____ Supplied records

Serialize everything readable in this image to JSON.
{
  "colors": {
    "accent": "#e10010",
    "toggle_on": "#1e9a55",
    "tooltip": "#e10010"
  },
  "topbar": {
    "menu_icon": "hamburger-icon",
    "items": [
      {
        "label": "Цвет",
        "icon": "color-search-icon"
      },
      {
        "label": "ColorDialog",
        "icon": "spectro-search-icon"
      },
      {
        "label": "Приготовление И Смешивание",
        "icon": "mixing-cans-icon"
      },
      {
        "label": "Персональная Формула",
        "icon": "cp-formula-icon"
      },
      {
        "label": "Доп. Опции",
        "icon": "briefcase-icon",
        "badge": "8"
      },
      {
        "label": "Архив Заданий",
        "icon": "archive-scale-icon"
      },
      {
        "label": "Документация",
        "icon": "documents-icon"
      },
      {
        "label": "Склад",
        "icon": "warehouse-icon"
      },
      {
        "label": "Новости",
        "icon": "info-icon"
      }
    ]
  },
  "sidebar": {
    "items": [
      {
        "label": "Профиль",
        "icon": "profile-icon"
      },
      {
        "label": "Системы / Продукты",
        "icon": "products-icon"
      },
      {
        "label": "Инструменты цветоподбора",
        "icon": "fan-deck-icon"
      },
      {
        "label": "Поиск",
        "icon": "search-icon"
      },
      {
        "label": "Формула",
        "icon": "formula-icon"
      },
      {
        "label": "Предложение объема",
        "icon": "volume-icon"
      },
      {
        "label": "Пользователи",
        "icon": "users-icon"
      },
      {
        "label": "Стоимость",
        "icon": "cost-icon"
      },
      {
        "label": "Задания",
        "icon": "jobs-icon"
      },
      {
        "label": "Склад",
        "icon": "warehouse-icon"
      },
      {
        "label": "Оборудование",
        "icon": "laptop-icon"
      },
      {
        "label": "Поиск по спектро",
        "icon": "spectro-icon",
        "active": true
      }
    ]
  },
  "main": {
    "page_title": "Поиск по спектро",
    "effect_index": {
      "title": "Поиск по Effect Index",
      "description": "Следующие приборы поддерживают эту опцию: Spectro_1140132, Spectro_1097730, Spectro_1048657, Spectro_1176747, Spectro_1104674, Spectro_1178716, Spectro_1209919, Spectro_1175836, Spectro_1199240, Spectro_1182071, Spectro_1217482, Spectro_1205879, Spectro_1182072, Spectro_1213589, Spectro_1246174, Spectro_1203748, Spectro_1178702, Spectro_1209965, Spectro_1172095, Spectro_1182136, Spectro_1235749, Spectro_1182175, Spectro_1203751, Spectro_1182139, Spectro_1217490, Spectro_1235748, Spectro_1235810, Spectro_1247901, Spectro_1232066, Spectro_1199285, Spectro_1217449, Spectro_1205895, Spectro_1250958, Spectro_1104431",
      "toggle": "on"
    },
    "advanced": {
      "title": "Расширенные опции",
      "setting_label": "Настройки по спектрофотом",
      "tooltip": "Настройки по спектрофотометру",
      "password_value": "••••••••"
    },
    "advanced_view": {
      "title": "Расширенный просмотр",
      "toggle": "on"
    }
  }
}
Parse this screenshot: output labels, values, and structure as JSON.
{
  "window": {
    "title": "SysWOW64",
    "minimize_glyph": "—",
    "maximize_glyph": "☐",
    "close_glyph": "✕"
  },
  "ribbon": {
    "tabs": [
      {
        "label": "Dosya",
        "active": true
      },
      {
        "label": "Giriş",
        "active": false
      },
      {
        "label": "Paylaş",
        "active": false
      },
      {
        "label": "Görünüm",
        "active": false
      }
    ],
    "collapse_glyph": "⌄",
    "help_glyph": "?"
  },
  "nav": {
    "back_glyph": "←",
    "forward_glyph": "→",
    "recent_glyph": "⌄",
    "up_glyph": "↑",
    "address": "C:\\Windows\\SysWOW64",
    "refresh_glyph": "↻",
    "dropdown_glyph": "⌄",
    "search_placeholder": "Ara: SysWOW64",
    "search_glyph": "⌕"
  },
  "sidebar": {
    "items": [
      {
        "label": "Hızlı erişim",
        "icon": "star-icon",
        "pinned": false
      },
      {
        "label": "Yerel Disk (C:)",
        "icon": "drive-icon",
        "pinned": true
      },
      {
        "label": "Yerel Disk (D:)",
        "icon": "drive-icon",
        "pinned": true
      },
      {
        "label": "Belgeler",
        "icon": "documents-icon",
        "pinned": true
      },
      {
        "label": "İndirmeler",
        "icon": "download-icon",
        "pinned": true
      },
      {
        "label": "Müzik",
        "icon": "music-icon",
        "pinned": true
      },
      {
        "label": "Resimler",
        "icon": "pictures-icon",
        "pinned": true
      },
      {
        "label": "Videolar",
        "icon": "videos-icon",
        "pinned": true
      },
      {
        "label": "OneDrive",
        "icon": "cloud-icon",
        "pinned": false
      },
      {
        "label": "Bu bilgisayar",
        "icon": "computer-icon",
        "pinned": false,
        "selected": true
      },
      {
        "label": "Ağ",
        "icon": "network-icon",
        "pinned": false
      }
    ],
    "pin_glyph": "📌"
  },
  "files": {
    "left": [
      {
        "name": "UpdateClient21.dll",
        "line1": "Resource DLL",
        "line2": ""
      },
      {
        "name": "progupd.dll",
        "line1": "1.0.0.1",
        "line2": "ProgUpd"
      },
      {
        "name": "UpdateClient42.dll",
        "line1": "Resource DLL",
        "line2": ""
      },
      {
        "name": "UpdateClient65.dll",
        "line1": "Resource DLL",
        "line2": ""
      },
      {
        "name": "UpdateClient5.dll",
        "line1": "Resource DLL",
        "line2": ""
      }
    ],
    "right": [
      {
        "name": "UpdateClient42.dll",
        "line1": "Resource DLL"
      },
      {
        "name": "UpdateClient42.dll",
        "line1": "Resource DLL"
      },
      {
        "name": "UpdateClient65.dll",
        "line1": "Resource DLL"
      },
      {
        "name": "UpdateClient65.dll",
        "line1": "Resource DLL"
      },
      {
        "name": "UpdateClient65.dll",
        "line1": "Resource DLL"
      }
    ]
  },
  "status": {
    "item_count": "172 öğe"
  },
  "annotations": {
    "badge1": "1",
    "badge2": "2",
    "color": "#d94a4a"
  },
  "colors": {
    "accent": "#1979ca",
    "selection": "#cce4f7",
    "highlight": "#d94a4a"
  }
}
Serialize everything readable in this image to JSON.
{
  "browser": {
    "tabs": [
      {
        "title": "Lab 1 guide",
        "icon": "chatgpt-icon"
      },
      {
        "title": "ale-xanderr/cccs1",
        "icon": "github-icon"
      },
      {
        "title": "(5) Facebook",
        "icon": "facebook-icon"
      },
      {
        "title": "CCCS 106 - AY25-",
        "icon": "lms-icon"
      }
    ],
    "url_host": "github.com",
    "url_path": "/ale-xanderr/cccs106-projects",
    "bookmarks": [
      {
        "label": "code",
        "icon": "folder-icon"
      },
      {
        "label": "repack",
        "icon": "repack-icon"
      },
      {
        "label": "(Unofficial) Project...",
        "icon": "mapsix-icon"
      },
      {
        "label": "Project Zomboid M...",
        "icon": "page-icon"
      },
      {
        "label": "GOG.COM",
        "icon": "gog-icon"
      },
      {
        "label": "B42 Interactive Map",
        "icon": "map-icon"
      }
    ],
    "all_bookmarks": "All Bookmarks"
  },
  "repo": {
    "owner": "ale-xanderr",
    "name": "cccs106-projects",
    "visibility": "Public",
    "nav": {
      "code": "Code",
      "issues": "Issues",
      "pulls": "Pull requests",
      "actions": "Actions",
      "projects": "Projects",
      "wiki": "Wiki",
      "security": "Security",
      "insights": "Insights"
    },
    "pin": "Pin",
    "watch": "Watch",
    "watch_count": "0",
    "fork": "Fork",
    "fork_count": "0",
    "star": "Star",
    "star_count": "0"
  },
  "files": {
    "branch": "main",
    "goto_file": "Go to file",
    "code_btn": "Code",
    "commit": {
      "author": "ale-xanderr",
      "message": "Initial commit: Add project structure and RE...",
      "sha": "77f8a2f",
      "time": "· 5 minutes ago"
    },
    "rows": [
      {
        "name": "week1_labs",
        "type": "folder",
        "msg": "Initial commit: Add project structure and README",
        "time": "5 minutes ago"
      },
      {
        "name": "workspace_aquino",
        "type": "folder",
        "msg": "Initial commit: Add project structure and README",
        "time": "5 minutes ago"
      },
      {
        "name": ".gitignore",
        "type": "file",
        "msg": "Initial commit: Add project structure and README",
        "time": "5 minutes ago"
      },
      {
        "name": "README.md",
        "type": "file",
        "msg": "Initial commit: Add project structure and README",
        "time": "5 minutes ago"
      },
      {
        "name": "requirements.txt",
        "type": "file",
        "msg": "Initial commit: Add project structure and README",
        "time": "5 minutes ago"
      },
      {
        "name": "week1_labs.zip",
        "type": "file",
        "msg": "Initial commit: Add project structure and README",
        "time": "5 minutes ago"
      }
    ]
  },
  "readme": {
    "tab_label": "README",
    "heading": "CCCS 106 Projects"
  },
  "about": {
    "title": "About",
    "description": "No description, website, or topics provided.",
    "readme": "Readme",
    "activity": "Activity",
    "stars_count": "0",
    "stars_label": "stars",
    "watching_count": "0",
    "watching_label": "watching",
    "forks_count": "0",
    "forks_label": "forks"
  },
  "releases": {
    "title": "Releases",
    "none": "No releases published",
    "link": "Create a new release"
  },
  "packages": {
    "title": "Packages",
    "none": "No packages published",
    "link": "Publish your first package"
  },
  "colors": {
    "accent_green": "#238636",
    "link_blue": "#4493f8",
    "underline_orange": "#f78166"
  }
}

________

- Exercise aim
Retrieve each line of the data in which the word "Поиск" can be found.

- Solved exercise
        "label": "Поиск",
        "label": "Поиск по спектро",
    "page_title": "Поиск по спектро",
      "title": "Поиск по Effect Index",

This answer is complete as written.